Extracted records
* * *
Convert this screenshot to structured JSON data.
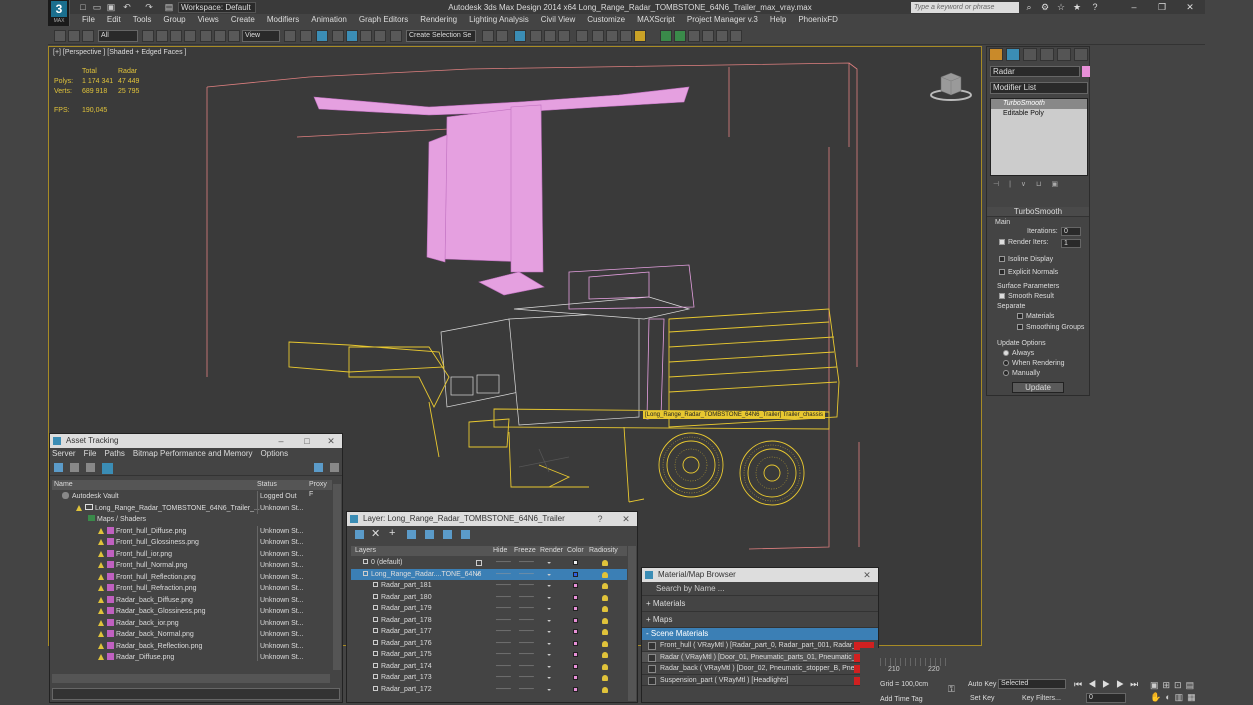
{
  "app": {
    "logo_letter": "3",
    "logo_sub": "MAX",
    "workspace": "Workspace: Default",
    "title": "Autodesk 3ds Max Design 2014 x64     Long_Range_Radar_TOMBSTONE_64N6_Trailer_max_vray.max",
    "search_placeholder": "Type a keyword or phrase"
  },
  "menus": [
    "File",
    "Edit",
    "Tools",
    "Group",
    "Views",
    "Create",
    "Modifiers",
    "Animation",
    "Graph Editors",
    "Rendering",
    "Lighting Analysis",
    "Civil View",
    "Customize",
    "MAXScript",
    "Project Manager v.3",
    "Help",
    "PhoenixFD"
  ],
  "toolbar": {
    "selection_filter": "All",
    "ref_coord": "View",
    "named_sel": "Create Selection Se"
  },
  "viewport": {
    "label": "[+] [Perspective ] [Shaded + Edged Faces ]",
    "stats": {
      "col1": "Total",
      "col2": "Radar",
      "polys_label": "Polys:",
      "polys_total": "1 174 341",
      "polys_radar": "47 449",
      "verts_label": "Verts:",
      "verts_total": "689 918",
      "verts_radar": "25 795",
      "fps_label": "FPS:",
      "fps_value": "190,045"
    },
    "tooltip": "[Long_Range_Radar_TOMBSTONE_64N6_Trailer] Trailer_chassis"
  },
  "command_panel": {
    "object_name": "Radar",
    "object_color": "#e890d8",
    "modifier_list": "Modifier List",
    "stack": [
      "TurboSmooth",
      "Editable Poly"
    ],
    "turbosmooth": {
      "title": "TurboSmooth",
      "main": "Main",
      "iterations_label": "Iterations:",
      "iterations": "0",
      "render_iters_label": "Render Iters:",
      "render_iters": "1",
      "isoline": "Isoline Display",
      "explicit": "Explicit Normals",
      "surface": "Surface Parameters",
      "smooth_result": "Smooth Result",
      "separate": "Separate",
      "materials": "Materials",
      "smoothing_groups": "Smoothing Groups",
      "update_options": "Update Options",
      "always": "Always",
      "when_rendering": "When Rendering",
      "manually": "Manually",
      "update_button": "Update"
    }
  },
  "asset_tracking": {
    "title": "Asset Tracking",
    "menus": [
      "Server",
      "File",
      "Paths",
      "Bitmap Performance and Memory",
      "Options"
    ],
    "columns": [
      "Name",
      "Status",
      "Proxy F"
    ],
    "rows": [
      {
        "name": "Autodesk Vault",
        "status": "Logged Out",
        "indent": 0
      },
      {
        "name": "Long_Range_Radar_TOMBSTONE_64N6_Trailer_...",
        "status": "Unknown St...",
        "indent": 1
      },
      {
        "name": "Maps / Shaders",
        "status": "",
        "indent": 2
      },
      {
        "name": "Front_hull_Diffuse.png",
        "status": "Unknown St...",
        "indent": 3
      },
      {
        "name": "Front_hull_Glossiness.png",
        "status": "Unknown St...",
        "indent": 3
      },
      {
        "name": "Front_hull_ior.png",
        "status": "Unknown St...",
        "indent": 3
      },
      {
        "name": "Front_hull_Normal.png",
        "status": "Unknown St...",
        "indent": 3
      },
      {
        "name": "Front_hull_Reflection.png",
        "status": "Unknown St...",
        "indent": 3
      },
      {
        "name": "Front_hull_Refraction.png",
        "status": "Unknown St...",
        "indent": 3
      },
      {
        "name": "Radar_back_Diffuse.png",
        "status": "Unknown St...",
        "indent": 3
      },
      {
        "name": "Radar_back_Glossiness.png",
        "status": "Unknown St...",
        "indent": 3
      },
      {
        "name": "Radar_back_ior.png",
        "status": "Unknown St...",
        "indent": 3
      },
      {
        "name": "Radar_back_Normal.png",
        "status": "Unknown St...",
        "indent": 3
      },
      {
        "name": "Radar_back_Reflection.png",
        "status": "Unknown St...",
        "indent": 3
      },
      {
        "name": "Radar_Diffuse.png",
        "status": "Unknown St...",
        "indent": 3
      }
    ]
  },
  "layers": {
    "title": "Layer: Long_Range_Radar_TOMBSTONE_64N6_Trailer",
    "columns": [
      "Layers",
      "Hide",
      "Freeze",
      "Render",
      "Color",
      "Radiosity"
    ],
    "rows": [
      "0 (default)",
      "Long_Range_Radar....TONE_64N6",
      "Radar_part_181",
      "Radar_part_180",
      "Radar_part_179",
      "Radar_part_178",
      "Radar_part_177",
      "Radar_part_176",
      "Radar_part_175",
      "Radar_part_174",
      "Radar_part_173",
      "Radar_part_172"
    ]
  },
  "material_browser": {
    "title": "Material/Map Browser",
    "search_placeholder": "Search by Name ...",
    "groups": [
      "+ Materials",
      "+ Maps",
      "- Scene Materials"
    ],
    "materials": [
      "Front_hull ( VRayMtl ) [Radar_part_0, Radar_part_001, Radar_p...",
      "Radar ( VRayMtl ) [Door_01, Pneumatic_parts_01, Pneumatic_p...",
      "Radar_back ( VRayMtl ) [Door_02, Pneumatic_stopper_B, Pneu...",
      "Suspension_part ( VRayMtl ) [Headlights]"
    ]
  },
  "status": {
    "grid": "Grid = 100,0cm",
    "auto_key": "Auto Key",
    "selected": "Selected",
    "set_key": "Set Key",
    "key_filters": "Key Filters...",
    "add_time_tag": "Add Time Tag",
    "frame": "0",
    "tick1": "210",
    "tick2": "220"
  }
}
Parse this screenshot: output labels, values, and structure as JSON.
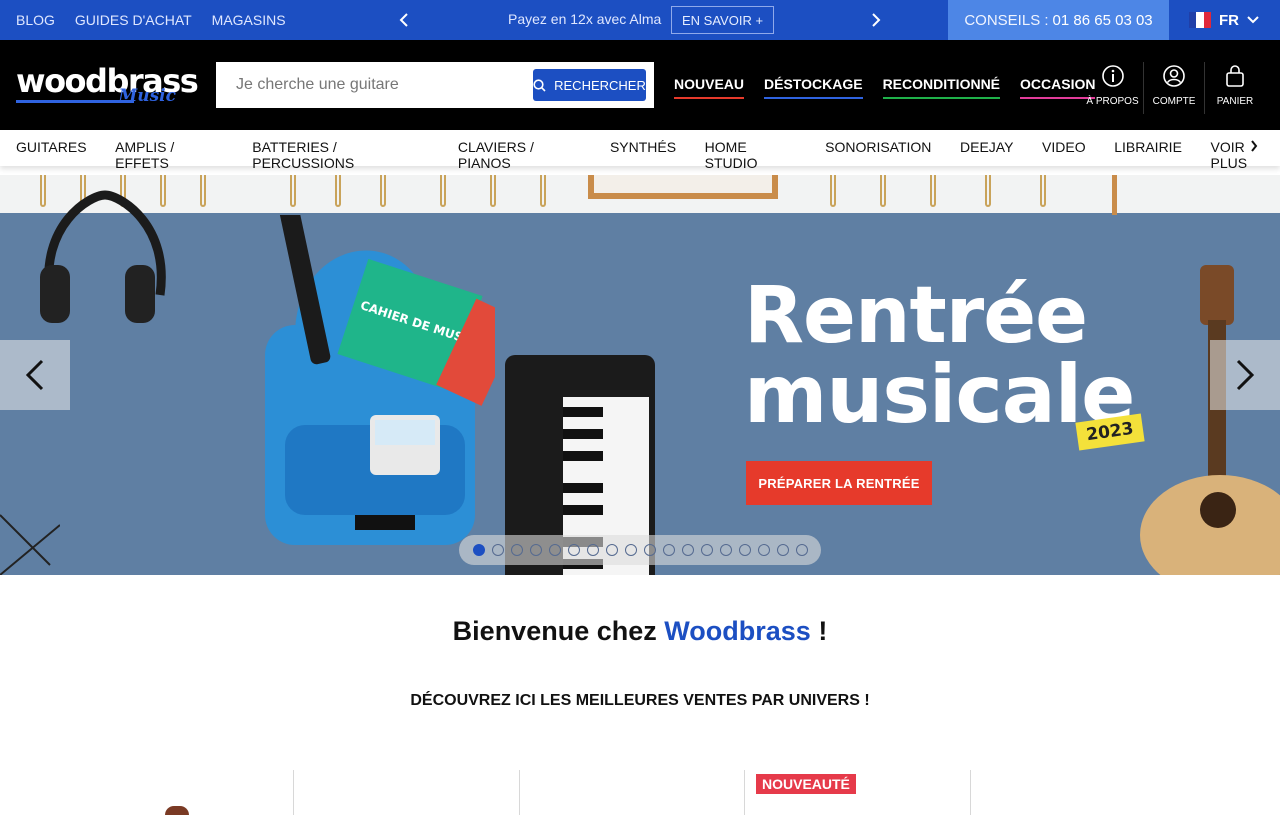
{
  "topbar": {
    "links": [
      "BLOG",
      "GUIDES D'ACHAT",
      "MAGASINS"
    ],
    "promo_text": "Payez en 12x avec Alma",
    "promo_button": "EN SAVOIR +",
    "conseils_label": "CONSEILS :",
    "conseils_phone": "01 86 65 03 03",
    "language": "FR"
  },
  "header": {
    "logo_text": "woodbrass",
    "logo_sub": "Music",
    "search": {
      "placeholder": "Je cherche une guitare",
      "button": "RECHERCHER"
    },
    "nav": [
      {
        "label": "NOUVEAU",
        "color": "#e63a2b"
      },
      {
        "label": "DÉSTOCKAGE",
        "color": "#2f63e0"
      },
      {
        "label": "RECONDITIONNÉ",
        "color": "#1fb24a"
      },
      {
        "label": "OCCASION",
        "color": "#e23c9a"
      }
    ],
    "icons": [
      {
        "name": "info-icon",
        "label": "À PROPOS"
      },
      {
        "name": "account-icon",
        "label": "COMPTE"
      },
      {
        "name": "bag-icon",
        "label": "PANIER"
      }
    ]
  },
  "categories": [
    "GUITARES",
    "AMPLIS / EFFETS",
    "BATTERIES / PERCUSSIONS",
    "CLAVIERS / PIANOS",
    "SYNTHÉS",
    "HOME STUDIO",
    "SONORISATION",
    "DEEJAY",
    "VIDEO",
    "LIBRAIRIE",
    "VOIR PLUS"
  ],
  "hero": {
    "title_line1": "Rentrée",
    "title_line2": "musicale",
    "year": "2023",
    "cta": "PRÉPARER LA RENTRÉE",
    "notebook_text": "CAHIER DE MUSIQUE",
    "slides_count": 18,
    "active_slide": 1
  },
  "welcome": {
    "prefix": "Bienvenue chez",
    "brand": "Woodbrass",
    "suffix": "!"
  },
  "subtitle": "DÉCOUVREZ ICI LES MEILLEURES VENTES PAR UNIVERS !",
  "products": {
    "badge": "NOUVEAUTÉ"
  },
  "colors": {
    "brand_blue": "#1c4fc2",
    "accent_red": "#e63a2b"
  }
}
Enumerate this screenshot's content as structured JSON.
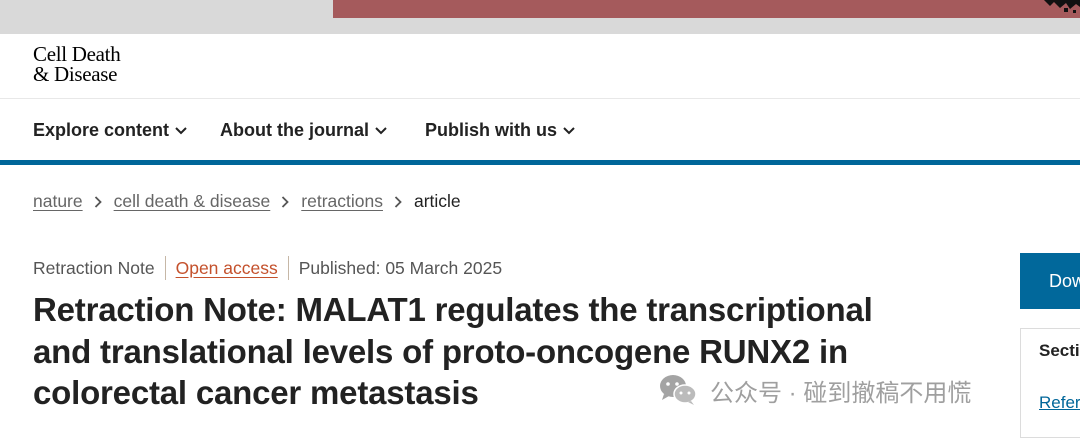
{
  "ad": {
    "banner_color": "#a55a5c",
    "strip_color": "#d9d9d9"
  },
  "journal": {
    "logo_line1": "Cell Death",
    "logo_line2": "& Disease"
  },
  "nav": {
    "items": [
      {
        "label": "Explore content",
        "icon": "chevron-down-icon"
      },
      {
        "label": "About the journal",
        "icon": "chevron-down-icon"
      },
      {
        "label": "Publish with us",
        "icon": "chevron-down-icon"
      }
    ],
    "accent_color": "#006699"
  },
  "breadcrumb": {
    "items": [
      "nature",
      "cell death & disease",
      "retractions"
    ],
    "current": "article"
  },
  "article": {
    "type": "Retraction Note",
    "access": "Open access",
    "published": "Published: 05 March 2025",
    "title": "Retraction Note: MALAT1 regulates the transcriptional and translational levels of proto-oncogene RUNX2 in colorectal cancer metastasis"
  },
  "sidebar": {
    "download_label": "Dow",
    "sections_label": "Secti",
    "references_link": "Refer"
  },
  "watermark": {
    "text": "公众号 · 碰到撤稿不用慌",
    "icon": "wechat-icon"
  }
}
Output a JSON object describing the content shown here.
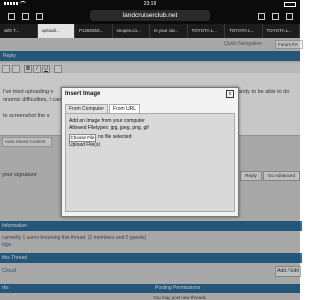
{
  "status": {
    "time": "23:19"
  },
  "browser": {
    "url": "landcruiserclub.net",
    "tabs": [
      "with T...",
      "uploadi...",
      "P1260353...",
      "snopes.co...",
      "Is your car...",
      "TOYOTA L...",
      "TOYOTA L...",
      "TOYOTA L..."
    ]
  },
  "header": {
    "quick_nav": "Quick Navigation",
    "forum_btn": "Forum FA"
  },
  "reply": {
    "title": "Reply"
  },
  "editor": {
    "line1": "I've tried uploading v",
    "line1_right": "andy to be able to do",
    "line2": "onomic difficulties, I can",
    "line3": "to screenshot the s",
    "autosave": "Auto-Saved Content",
    "signature": "your signature"
  },
  "actions": {
    "reply": "Reply",
    "go_advanced": "Go Advanced"
  },
  "pager": "« Previous Thread | Next Thread »",
  "info": {
    "title": "Information",
    "browsing": "currently 1 users browsing this thread. (1 members and 0 guests)",
    "member": "idge"
  },
  "thread": {
    "title": "this Thread",
    "cloud": "Cloud",
    "add_edit": "Add / Edit"
  },
  "footer": {
    "left_title": "rks",
    "perm_title": "Posting Permissions",
    "perm_text": "You may post new threads"
  },
  "modal": {
    "title": "Insert Image",
    "close": "x",
    "tabs": [
      "From Computer",
      "From URL"
    ],
    "add_text": "Add an Image from your computer",
    "allowed": "Allowed Filetypes: jpg, jpeg, png, gif",
    "choose": "Choose File",
    "no_file": "no file selected",
    "upload": "Upload File(s)"
  }
}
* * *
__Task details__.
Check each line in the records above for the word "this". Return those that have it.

__Result__.
Convert this screenshot to structured JSON data.
Parse this screenshot: output labels, values, and structure as JSON.
Enumerate this screenshot's content as structured JSON.
    "browsing": "currently 1 users browsing this thread. (1 members and 0 guests)",
    "title": "this Thread",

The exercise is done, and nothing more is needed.